Turks Call To Massacre LGBT Community
At a time when the world is mourning the massacre of 49 people at a gay night club in Orlando, a new massacre is being brewed by Islamists and a far-right nationalist group in Istanbul.
Vowing not to allow “immoral people to perform their fantasies,” the organization’s Istanbul provincial head, Kürşat Mican, told journalists that the Alperen Hearths vowed to give a “very clear and harsh response” if the state did not interfere.
“They can do whatever they want by gathering somewhere, but we definitely don’t want them to walk naked on the sacred soil of our country in the blessed month of Ramadan,” Mican said, playing the sure-to-work Ramadan card.
“Dear state officials, who close your eyes and ears to this immorality and allow this, we are calling on you to perform your duties to stop this immorality. Otherwise the Alperen Hearths, who are the representatives of the people, will perform their duties on this soil, which was passed to us from our ancestors,” he added.
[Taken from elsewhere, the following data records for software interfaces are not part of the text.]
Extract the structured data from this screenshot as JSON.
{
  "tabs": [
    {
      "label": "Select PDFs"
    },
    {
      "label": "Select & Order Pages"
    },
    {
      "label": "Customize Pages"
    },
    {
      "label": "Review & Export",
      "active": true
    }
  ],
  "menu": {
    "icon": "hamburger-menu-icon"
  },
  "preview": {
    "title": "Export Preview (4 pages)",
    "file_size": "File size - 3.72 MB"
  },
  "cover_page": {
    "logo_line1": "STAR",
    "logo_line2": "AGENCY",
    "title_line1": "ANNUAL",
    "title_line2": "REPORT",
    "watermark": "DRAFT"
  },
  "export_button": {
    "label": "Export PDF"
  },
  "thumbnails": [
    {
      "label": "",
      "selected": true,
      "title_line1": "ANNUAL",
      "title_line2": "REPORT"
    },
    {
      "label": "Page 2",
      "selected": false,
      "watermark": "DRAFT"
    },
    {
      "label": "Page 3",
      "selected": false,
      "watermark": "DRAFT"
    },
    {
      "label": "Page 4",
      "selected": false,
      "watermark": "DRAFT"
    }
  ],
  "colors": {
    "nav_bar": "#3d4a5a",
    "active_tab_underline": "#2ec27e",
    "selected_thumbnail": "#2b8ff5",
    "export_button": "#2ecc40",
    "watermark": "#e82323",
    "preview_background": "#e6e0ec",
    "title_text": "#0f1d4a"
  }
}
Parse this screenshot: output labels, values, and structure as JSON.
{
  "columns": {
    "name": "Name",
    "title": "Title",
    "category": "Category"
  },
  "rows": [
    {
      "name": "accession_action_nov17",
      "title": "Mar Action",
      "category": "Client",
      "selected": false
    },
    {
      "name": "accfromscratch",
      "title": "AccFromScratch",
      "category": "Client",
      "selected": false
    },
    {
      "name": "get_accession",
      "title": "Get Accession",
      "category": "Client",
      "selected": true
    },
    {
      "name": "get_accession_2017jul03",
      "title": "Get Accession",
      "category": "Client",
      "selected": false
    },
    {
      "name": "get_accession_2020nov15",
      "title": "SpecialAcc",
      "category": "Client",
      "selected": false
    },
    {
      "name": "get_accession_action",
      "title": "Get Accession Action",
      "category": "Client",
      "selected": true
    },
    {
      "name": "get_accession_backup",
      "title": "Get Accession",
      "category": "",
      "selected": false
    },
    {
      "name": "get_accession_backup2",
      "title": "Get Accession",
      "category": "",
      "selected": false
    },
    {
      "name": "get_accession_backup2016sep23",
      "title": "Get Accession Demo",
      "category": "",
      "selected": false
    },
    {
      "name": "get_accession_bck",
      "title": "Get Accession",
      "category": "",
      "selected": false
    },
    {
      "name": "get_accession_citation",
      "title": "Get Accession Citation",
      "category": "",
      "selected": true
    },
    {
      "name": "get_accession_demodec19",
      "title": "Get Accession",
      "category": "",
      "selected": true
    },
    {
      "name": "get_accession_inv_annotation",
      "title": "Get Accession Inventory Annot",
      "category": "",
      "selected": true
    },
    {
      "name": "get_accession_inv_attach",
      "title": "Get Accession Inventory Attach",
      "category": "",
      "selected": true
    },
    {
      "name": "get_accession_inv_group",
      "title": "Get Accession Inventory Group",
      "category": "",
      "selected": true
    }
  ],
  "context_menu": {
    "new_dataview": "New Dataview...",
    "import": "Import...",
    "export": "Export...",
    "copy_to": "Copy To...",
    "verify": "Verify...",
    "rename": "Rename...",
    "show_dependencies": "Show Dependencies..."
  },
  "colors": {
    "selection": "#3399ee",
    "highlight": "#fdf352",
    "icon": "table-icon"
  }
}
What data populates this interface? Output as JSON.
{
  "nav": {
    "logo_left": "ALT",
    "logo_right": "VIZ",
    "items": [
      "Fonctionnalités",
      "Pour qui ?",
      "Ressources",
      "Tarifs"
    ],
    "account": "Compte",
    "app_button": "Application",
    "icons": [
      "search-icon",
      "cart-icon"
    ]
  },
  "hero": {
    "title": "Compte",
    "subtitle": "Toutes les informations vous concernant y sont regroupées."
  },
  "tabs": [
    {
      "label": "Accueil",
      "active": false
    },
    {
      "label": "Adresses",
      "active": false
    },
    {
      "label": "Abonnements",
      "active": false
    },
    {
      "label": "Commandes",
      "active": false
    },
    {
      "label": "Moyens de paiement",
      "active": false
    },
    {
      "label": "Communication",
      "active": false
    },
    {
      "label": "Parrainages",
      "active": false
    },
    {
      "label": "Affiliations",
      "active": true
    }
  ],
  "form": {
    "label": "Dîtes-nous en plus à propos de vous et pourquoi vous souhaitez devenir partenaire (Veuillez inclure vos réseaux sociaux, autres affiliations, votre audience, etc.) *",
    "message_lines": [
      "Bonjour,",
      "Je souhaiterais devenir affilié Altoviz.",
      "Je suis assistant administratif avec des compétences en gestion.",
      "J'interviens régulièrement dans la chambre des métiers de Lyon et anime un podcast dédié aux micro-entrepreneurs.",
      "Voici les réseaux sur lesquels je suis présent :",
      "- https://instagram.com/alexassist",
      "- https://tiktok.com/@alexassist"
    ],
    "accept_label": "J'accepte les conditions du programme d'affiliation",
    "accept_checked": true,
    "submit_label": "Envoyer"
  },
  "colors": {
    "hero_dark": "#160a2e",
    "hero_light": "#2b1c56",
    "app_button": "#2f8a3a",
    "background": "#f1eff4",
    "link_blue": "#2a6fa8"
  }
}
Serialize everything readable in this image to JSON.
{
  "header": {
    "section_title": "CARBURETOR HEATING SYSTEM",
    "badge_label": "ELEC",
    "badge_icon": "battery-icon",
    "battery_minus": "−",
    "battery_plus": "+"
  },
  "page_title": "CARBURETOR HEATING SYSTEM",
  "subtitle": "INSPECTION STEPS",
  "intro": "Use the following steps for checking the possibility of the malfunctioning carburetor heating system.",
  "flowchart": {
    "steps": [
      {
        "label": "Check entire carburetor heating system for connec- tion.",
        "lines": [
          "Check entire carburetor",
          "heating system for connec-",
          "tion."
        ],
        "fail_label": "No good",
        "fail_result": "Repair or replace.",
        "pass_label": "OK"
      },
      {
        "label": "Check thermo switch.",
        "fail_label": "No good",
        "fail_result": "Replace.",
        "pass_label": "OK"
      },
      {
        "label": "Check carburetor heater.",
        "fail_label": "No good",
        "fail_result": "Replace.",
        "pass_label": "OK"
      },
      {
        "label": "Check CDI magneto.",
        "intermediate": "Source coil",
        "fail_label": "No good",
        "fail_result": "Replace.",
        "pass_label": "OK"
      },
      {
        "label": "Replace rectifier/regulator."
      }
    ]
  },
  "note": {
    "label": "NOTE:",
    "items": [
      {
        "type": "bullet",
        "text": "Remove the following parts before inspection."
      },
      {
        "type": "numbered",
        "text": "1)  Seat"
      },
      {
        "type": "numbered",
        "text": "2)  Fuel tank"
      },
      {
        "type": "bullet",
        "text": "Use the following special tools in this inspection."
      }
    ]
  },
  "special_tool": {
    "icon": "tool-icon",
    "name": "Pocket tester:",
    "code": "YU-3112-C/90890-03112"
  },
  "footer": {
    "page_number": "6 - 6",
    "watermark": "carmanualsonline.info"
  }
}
In a normal democratic country where there are laws to protect citizens from mass murder-planning idiots, this guy would have been detained and charged with a hate crime. On paper, Turkey is such a country. We have an article in the Turkish Penal Code that reads: “Any person who openly provokes a group of people belonging to different social class, religion, race, sect, or coming from another origin, to be rancorous or hostile against another group, is punished with imprisonment from one to three years in the event that such an act causes a risk from the aspect of public safety.”
Unfortunately, this article is rarely remembered when there is an open call for an attack on the LGBT community, or if the target group in such an action includes members of the non-Muslim communities, Alevis, atheists, etc. You can go on state television in Turkey and say that those who do not perform Muslim prayers are animals and get away with it.
But whatever you do, do not dare to criticize some practices of Islam, or make remarks that could be interpreted in that way. Just ask world-renowned pianist Fazıl Say, who was sentenced to 10 months in prison for violating Article 216 after retweeting several lines attributed to 11th century Persian poet Omar Khayyam.
An application by organizers to hold the Pride March is still pending approval at the Istanbul Governor’s Office. When asked about it following a cabinet meeting on June 13, Deputy Prime Minister Nurettin Canikli dodged the question, saying “the relevant authorities will decide on the permission.”
In the wake of such bloody threats, which go unnoticed by the police and the prosecutors, it will be no surprise when the Governor’s Office says the march will not be allowed on security reasons.
Life has never been easy for the LGBT community in Turkey, with many gay people falling victim to hate crimes and “honor” killings. But if the authorities cannot (or do not want to) provide the security of the participants of a march held once every year (or if they are thinking of ordering the police to attack the march as they did last year), maybe they should officially declare homosexuality illegal and see where this takes us.
Finally, I’ll leave to the experts the debate about whether those who are most vocal against homosexuality are in fact themselves closet gays.